[Stored data]
——————

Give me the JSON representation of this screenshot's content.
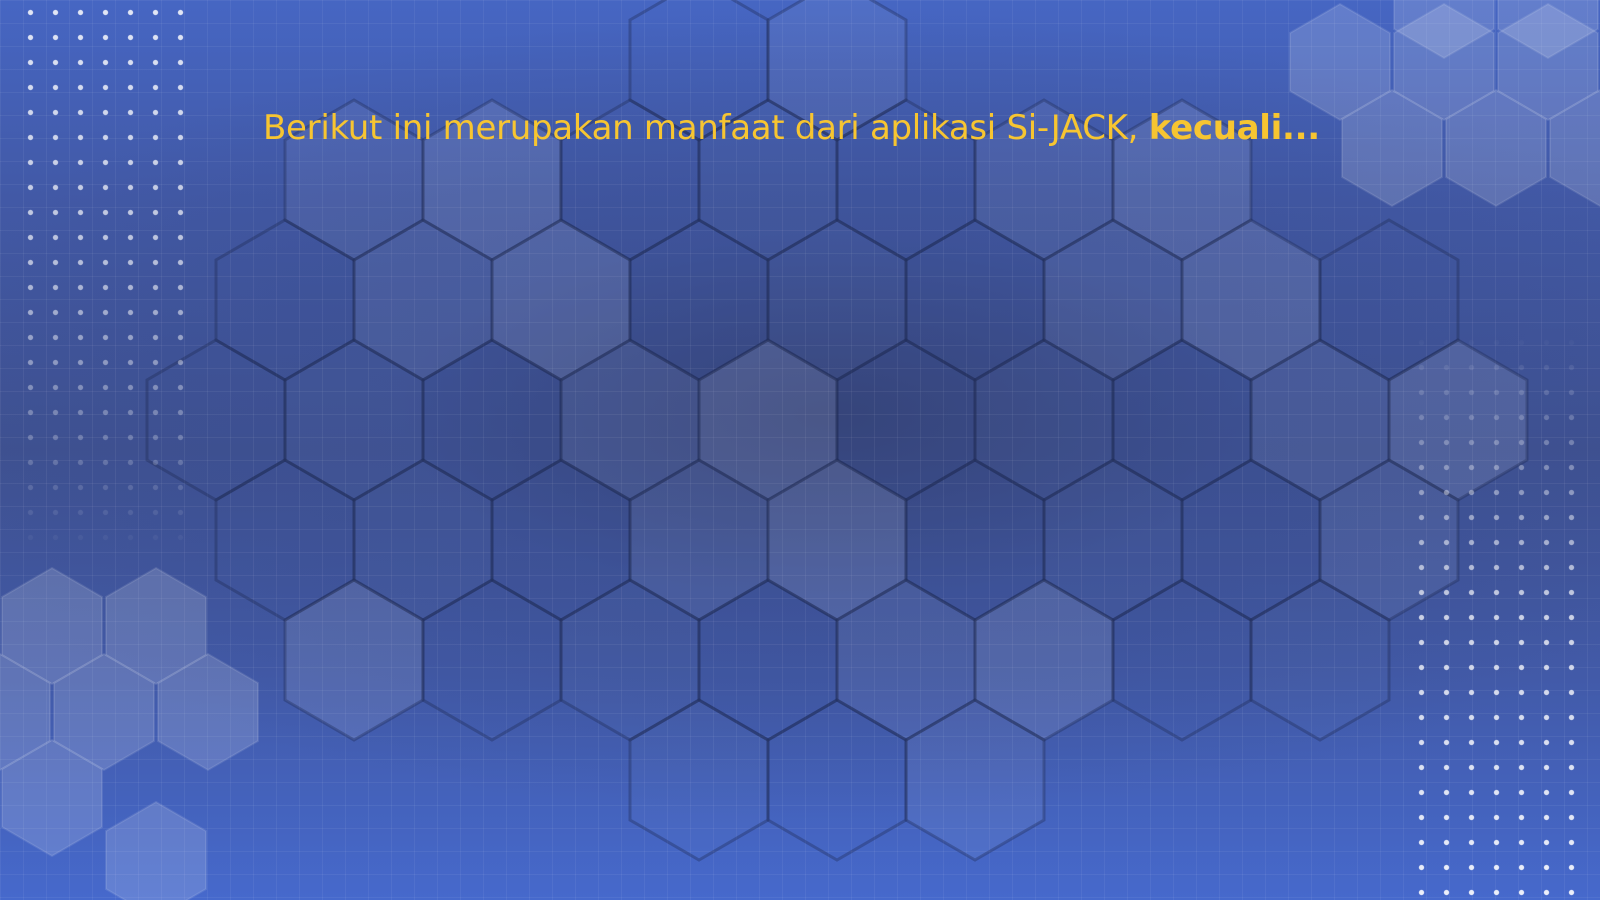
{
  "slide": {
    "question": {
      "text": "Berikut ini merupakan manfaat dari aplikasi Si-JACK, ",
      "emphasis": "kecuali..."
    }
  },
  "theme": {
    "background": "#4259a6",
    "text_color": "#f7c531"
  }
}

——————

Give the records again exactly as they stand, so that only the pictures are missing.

• _RESULT_:
Give me the JSON representation of this screenshot's content.
{
  "slide": {
    "question": {
      "text": "Berikut ini merupakan manfaat dari aplikasi Si-JACK, ",
      "emphasis": "kecuali..."
    }
  },
  "theme": {
    "background": "#4259a6",
    "text_color": "#f7c531"
  }
}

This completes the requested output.